"The GRU's actions are reckless and indiscriminate: they try to undermine and interfere in elections in other countries," said British Foreign Secretary Jeremy Hunt. "Our message is clear—together with our allies, we will expose and respond to the GRU's attempts to undermine international stability."
The GRU, now formally known in Russia by a shorter acronym GU, is the agency Britain has blamed for sending two agents to kill Skripal—himself a former GRU agent—with a nerve agent sprayed on his door. Russia says the two men were sightseers who visited Skripal's home town twice on a weekend trip to England.

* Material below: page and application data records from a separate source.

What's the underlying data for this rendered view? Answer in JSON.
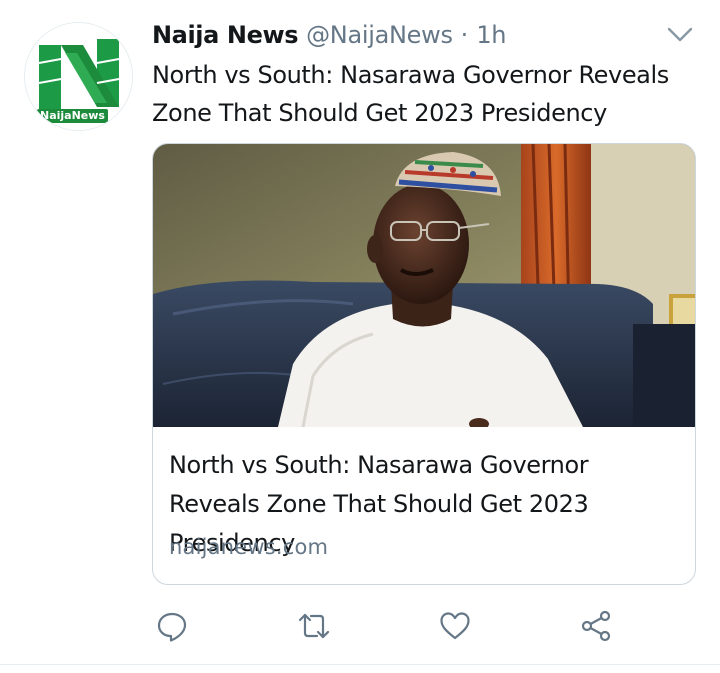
{
  "tweet": {
    "author": {
      "display_name": "Naija News",
      "handle": "@NaijaNews",
      "separator": "·",
      "time": "1h",
      "avatar_logo_text": "NaijaNews"
    },
    "text": "North vs South: Nasarawa Governor Reveals Zone That Should Get 2023 Presidency",
    "card": {
      "title": "North vs South: Nasarawa Governor Reveals Zone That Should Get 2023 Presidency",
      "domain": "naijanews.com"
    },
    "actions": [
      {
        "icon": "reply-icon"
      },
      {
        "icon": "retweet-icon"
      },
      {
        "icon": "like-icon"
      },
      {
        "icon": "share-icon"
      }
    ],
    "menu_icon": "chevron-down-icon"
  },
  "colors": {
    "text_primary": "#14171a",
    "text_secondary": "#657786",
    "border": "#ccd6dd",
    "brand_green": "#1c8c3c"
  }
}
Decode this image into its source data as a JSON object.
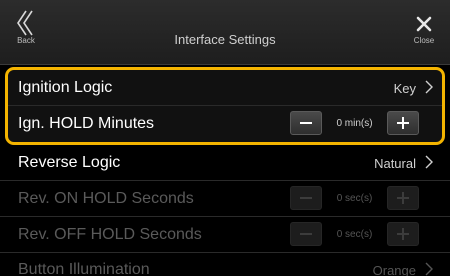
{
  "header": {
    "title": "Interface Settings",
    "back_label": "Back",
    "close_label": "Close"
  },
  "rows": [
    {
      "label": "Ignition Logic",
      "value": "Key"
    },
    {
      "label": "Ign. HOLD Minutes",
      "value": "0 min(s)"
    },
    {
      "label": "Reverse Logic",
      "value": "Natural"
    },
    {
      "label": "Rev. ON HOLD Seconds",
      "value": "0 sec(s)"
    },
    {
      "label": "Rev. OFF HOLD Seconds",
      "value": "0 sec(s)"
    },
    {
      "label": "Button Illumination",
      "value": "Orange"
    }
  ],
  "colors": {
    "highlight": "#f4b400",
    "text": "#ffffff",
    "disabled_text": "#5a5a5a"
  }
}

Skripal, his daughter and a police officer fell seriously ill and a British woman later died from poison her partner found in a discarded perfume bottle.
After the Skripal poisoning, dozens of Western countries launched the biggest expulsion of Russian spies working under diplomatic cover since the height of the Cold War. Moscow replied with expulsions of Westerners.
In a separate case on Thursday, a Norwegian court extended for a second two-week period the detention of a Russian citizen suspected of spying on Norway's parliament. Norway arrested Mikhail Bochkaryov on Sept. 21 as he was about to fly out of the country. Moscow says he is a Russian parliamentary staff member and has demanded Oslo lift the "absurd charges".
Britain said the GRU was associated with a host of hackers including APT 28, Fancy Bear, Sofacy, Pawnstorm, Sednit, CyberCaliphate, Cyber Berkut and Voodoo Bear.
The United States has sanctioned GRU officers including its chief, Igor Korobov, in 2016 and 2018 for attempted interference in the 2016 US elections and cyber attacks.